■ Your goal ■
Give back every record exactly as it reads.

*** Data section ***

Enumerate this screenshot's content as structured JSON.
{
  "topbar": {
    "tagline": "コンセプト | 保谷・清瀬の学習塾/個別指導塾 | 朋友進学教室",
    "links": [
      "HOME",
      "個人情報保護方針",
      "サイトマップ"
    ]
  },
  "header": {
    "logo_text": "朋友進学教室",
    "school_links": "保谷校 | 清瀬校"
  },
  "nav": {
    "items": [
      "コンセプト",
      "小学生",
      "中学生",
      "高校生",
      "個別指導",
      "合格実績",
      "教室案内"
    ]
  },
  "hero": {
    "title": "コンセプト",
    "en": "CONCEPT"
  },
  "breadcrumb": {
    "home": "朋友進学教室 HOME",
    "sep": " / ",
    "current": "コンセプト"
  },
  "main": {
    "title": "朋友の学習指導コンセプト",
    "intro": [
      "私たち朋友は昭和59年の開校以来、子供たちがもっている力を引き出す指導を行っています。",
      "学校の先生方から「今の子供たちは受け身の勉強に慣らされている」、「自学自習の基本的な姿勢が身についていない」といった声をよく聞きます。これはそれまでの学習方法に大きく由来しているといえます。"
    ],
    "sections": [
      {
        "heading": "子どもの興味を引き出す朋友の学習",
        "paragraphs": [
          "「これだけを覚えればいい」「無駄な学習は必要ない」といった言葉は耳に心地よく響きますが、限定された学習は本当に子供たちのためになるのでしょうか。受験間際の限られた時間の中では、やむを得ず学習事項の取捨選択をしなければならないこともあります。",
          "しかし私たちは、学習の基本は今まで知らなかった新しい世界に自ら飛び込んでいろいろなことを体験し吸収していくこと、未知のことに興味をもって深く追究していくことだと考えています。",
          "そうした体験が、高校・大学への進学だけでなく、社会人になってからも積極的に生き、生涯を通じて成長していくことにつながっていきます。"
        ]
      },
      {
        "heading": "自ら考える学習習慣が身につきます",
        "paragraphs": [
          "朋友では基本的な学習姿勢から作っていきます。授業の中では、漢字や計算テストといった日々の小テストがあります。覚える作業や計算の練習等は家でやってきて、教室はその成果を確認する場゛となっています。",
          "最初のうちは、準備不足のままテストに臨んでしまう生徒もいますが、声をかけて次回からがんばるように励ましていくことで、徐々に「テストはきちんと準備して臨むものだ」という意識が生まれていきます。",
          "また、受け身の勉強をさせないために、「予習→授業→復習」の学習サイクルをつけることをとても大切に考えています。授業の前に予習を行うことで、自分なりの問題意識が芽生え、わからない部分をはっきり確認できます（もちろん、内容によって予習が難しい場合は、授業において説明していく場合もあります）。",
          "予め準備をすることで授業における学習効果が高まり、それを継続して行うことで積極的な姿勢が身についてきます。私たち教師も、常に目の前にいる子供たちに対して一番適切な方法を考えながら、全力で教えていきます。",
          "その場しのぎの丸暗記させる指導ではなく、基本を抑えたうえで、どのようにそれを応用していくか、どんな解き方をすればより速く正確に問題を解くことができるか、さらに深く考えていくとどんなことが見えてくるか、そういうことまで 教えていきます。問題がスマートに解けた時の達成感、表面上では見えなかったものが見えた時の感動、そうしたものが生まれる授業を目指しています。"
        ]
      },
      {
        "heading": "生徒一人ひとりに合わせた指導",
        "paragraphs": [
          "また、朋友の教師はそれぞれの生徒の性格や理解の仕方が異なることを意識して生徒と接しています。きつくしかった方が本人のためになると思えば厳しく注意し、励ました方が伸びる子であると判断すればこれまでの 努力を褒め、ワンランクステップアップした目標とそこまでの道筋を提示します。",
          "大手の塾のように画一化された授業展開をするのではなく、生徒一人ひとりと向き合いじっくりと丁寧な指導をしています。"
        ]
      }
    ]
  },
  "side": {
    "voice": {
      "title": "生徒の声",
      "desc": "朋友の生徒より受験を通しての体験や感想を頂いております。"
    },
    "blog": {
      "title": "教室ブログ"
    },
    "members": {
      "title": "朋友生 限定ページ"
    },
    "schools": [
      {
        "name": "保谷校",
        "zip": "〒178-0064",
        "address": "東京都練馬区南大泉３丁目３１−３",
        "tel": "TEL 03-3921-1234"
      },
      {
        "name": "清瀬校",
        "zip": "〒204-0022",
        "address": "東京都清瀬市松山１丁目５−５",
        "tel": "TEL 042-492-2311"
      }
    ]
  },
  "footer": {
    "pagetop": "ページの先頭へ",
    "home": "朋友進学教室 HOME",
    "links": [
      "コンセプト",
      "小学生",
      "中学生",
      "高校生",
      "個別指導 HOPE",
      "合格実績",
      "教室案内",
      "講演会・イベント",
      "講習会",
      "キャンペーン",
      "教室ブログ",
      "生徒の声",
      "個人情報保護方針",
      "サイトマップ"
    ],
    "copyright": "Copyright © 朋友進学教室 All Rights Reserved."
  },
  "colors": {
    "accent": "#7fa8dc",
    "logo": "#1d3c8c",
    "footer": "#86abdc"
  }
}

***

■ Task output ■
Enumerate this screenshot's content as structured JSON.
{
  "topbar": {
    "tagline": "コンセプト | 保谷・清瀬の学習塾/個別指導塾 | 朋友進学教室",
    "links": [
      "HOME",
      "個人情報保護方針",
      "サイトマップ"
    ]
  },
  "header": {
    "logo_text": "朋友進学教室",
    "school_links": "保谷校 | 清瀬校"
  },
  "nav": {
    "items": [
      "コンセプト",
      "小学生",
      "中学生",
      "高校生",
      "個別指導",
      "合格実績",
      "教室案内"
    ]
  },
  "hero": {
    "title": "コンセプト",
    "en": "CONCEPT"
  },
  "breadcrumb": {
    "home": "朋友進学教室 HOME",
    "sep": " / ",
    "current": "コンセプト"
  },
  "main": {
    "title": "朋友の学習指導コンセプト",
    "intro": [
      "私たち朋友は昭和59年の開校以来、子供たちがもっている力を引き出す指導を行っています。",
      "学校の先生方から「今の子供たちは受け身の勉強に慣らされている」、「自学自習の基本的な姿勢が身についていない」といった声をよく聞きます。これはそれまでの学習方法に大きく由来しているといえます。"
    ],
    "sections": [
      {
        "heading": "子どもの興味を引き出す朋友の学習",
        "paragraphs": [
          "「これだけを覚えればいい」「無駄な学習は必要ない」といった言葉は耳に心地よく響きますが、限定された学習は本当に子供たちのためになるのでしょうか。受験間際の限られた時間の中では、やむを得ず学習事項の取捨選択をしなければならないこともあります。",
          "しかし私たちは、学習の基本は今まで知らなかった新しい世界に自ら飛び込んでいろいろなことを体験し吸収していくこと、未知のことに興味をもって深く追究していくことだと考えています。",
          "そうした体験が、高校・大学への進学だけでなく、社会人になってからも積極的に生き、生涯を通じて成長していくことにつながっていきます。"
        ]
      },
      {
        "heading": "自ら考える学習習慣が身につきます",
        "paragraphs": [
          "朋友では基本的な学習姿勢から作っていきます。授業の中では、漢字や計算テストといった日々の小テストがあります。覚える作業や計算の練習等は家でやってきて、教室はその成果を確認する場゛となっています。",
          "最初のうちは、準備不足のままテストに臨んでしまう生徒もいますが、声をかけて次回からがんばるように励ましていくことで、徐々に「テストはきちんと準備して臨むものだ」という意識が生まれていきます。",
          "また、受け身の勉強をさせないために、「予習→授業→復習」の学習サイクルをつけることをとても大切に考えています。授業の前に予習を行うことで、自分なりの問題意識が芽生え、わからない部分をはっきり確認できます（もちろん、内容によって予習が難しい場合は、授業において説明していく場合もあります）。",
          "予め準備をすることで授業における学習効果が高まり、それを継続して行うことで積極的な姿勢が身についてきます。私たち教師も、常に目の前にいる子供たちに対して一番適切な方法を考えながら、全力で教えていきます。",
          "その場しのぎの丸暗記させる指導ではなく、基本を抑えたうえで、どのようにそれを応用していくか、どんな解き方をすればより速く正確に問題を解くことができるか、さらに深く考えていくとどんなことが見えてくるか、そういうことまで 教えていきます。問題がスマートに解けた時の達成感、表面上では見えなかったものが見えた時の感動、そうしたものが生まれる授業を目指しています。"
        ]
      },
      {
        "heading": "生徒一人ひとりに合わせた指導",
        "paragraphs": [
          "また、朋友の教師はそれぞれの生徒の性格や理解の仕方が異なることを意識して生徒と接しています。きつくしかった方が本人のためになると思えば厳しく注意し、励ました方が伸びる子であると判断すればこれまでの 努力を褒め、ワンランクステップアップした目標とそこまでの道筋を提示します。",
          "大手の塾のように画一化された授業展開をするのではなく、生徒一人ひとりと向き合いじっくりと丁寧な指導をしています。"
        ]
      }
    ]
  },
  "side": {
    "voice": {
      "title": "生徒の声",
      "desc": "朋友の生徒より受験を通しての体験や感想を頂いております。"
    },
    "blog": {
      "title": "教室ブログ"
    },
    "members": {
      "title": "朋友生 限定ページ"
    },
    "schools": [
      {
        "name": "保谷校",
        "zip": "〒178-0064",
        "address": "東京都練馬区南大泉３丁目３１−３",
        "tel": "TEL 03-3921-1234"
      },
      {
        "name": "清瀬校",
        "zip": "〒204-0022",
        "address": "東京都清瀬市松山１丁目５−５",
        "tel": "TEL 042-492-2311"
      }
    ]
  },
  "footer": {
    "pagetop": "ページの先頭へ",
    "home": "朋友進学教室 HOME",
    "links": [
      "コンセプト",
      "小学生",
      "中学生",
      "高校生",
      "個別指導 HOPE",
      "合格実績",
      "教室案内",
      "講演会・イベント",
      "講習会",
      "キャンペーン",
      "教室ブログ",
      "生徒の声",
      "個人情報保護方針",
      "サイトマップ"
    ],
    "copyright": "Copyright © 朋友進学教室 All Rights Reserved."
  },
  "colors": {
    "accent": "#7fa8dc",
    "logo": "#1d3c8c",
    "footer": "#86abdc"
  }
}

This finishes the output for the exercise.